“6,000 bayonets flashed in the rays of the departing sun”: Seymour’s Charge on Battery Wagner

Let’s talk memory for a moment. I suspect this is what most readers recall when the July 18, 1863 assault on Battery Wagner comes up in conversation: The other day Kevin Levin refered to this action as “the 54th Massachusetts Volunteer Infantry’s unsuccessful assault at Battery Wagner.” While I certainly agree with Kevin’s broader pointContinue reading ““6,000 bayonets flashed in the rays of the departing sun”: Seymour’s Charge on Battery Wagner”

Masked Batteries on Folly Island: First steps in Gillmore’s offensive

Let me return to the barrier islands outside Charleston. By the first week of July 1863, the front lines remained much as they stood earlier in April. However, inside those lines, Brigadier-General Quincy Gillmore increased the strength of the Folly Island garrison. By July 6 the force under the command of Brigadier-General Truman Seymour includedContinue reading “Masked Batteries on Folly Island: First steps in Gillmore’s offensive”
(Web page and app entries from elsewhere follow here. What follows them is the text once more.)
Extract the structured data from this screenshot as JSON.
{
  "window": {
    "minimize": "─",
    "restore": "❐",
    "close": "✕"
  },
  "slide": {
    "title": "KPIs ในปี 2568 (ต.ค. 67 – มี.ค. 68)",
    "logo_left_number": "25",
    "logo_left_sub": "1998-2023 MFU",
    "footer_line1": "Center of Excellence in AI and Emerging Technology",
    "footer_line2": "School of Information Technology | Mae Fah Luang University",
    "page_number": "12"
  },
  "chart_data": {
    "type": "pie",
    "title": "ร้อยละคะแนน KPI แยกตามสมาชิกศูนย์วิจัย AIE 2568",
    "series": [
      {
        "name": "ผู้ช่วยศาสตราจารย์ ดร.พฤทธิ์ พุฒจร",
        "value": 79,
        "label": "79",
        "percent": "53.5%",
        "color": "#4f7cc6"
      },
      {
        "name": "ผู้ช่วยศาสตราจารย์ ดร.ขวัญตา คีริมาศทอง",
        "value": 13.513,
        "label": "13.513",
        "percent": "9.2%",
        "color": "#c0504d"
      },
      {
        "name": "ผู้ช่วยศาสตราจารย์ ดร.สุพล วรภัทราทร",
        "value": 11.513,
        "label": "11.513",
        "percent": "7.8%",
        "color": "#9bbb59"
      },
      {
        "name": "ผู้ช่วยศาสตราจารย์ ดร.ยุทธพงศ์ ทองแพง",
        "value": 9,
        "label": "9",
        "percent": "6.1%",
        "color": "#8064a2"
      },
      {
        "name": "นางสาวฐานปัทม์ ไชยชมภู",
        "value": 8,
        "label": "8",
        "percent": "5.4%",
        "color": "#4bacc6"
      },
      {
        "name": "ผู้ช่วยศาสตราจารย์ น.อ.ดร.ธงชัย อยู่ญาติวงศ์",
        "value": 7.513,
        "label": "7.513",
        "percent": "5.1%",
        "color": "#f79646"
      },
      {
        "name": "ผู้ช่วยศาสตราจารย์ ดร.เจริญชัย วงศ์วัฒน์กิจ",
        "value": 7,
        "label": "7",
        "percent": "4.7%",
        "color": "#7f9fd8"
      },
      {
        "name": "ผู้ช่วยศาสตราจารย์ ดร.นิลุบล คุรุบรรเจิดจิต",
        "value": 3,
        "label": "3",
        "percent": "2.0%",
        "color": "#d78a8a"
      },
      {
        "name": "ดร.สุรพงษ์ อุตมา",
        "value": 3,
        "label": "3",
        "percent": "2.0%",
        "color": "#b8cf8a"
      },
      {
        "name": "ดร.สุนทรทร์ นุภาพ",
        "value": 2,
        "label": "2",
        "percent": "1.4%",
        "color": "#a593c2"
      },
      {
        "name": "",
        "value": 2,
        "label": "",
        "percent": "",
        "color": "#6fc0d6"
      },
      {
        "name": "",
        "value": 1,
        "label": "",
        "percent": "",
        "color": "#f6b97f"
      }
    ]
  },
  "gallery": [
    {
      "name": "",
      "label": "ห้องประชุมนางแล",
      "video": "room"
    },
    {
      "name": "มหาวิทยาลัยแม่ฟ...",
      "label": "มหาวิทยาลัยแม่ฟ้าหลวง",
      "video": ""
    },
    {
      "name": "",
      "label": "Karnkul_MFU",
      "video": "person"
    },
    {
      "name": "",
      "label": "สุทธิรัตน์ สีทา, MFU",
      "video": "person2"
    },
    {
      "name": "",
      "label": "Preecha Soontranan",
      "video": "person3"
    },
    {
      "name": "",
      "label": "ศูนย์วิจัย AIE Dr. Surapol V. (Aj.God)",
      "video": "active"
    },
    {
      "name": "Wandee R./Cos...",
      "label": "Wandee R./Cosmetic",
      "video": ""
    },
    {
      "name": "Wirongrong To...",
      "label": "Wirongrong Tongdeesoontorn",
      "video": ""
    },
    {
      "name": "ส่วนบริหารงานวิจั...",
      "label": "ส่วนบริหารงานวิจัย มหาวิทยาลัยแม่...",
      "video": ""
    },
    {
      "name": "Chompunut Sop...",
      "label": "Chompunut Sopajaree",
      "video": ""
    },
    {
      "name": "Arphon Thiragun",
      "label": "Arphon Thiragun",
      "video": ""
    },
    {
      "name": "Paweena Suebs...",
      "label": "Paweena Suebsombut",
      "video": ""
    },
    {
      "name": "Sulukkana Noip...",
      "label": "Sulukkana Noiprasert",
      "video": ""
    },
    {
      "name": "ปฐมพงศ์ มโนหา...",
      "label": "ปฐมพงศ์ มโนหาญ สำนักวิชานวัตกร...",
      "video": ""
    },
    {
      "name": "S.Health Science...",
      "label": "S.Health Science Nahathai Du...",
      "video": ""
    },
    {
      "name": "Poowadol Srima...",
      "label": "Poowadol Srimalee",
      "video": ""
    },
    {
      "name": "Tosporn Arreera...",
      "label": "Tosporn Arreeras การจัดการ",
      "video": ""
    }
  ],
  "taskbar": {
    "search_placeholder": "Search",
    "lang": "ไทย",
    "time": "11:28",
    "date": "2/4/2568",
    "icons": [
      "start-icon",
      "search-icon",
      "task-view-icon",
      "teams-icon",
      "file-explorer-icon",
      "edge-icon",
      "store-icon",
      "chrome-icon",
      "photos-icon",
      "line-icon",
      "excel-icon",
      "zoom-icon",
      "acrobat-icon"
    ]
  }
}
Hold Folly Island without attracting attention: The stalemate of April outside Charleston, Part 1

After the Ironclad attack of April 7, 1863, major activity around Charleston slowed. Several reasons for this. Admiral Samuel DuPont was, naturally, reluctant to expose the ironclads again. General David Hunter was content to leave the status quo. On the Confederate side, in spite of the pleas of General P.G.T. Beauregard, the focus shifted toContinue reading “Hold Folly Island without attracting attention: The stalemate of April outside Charleston, Part 1”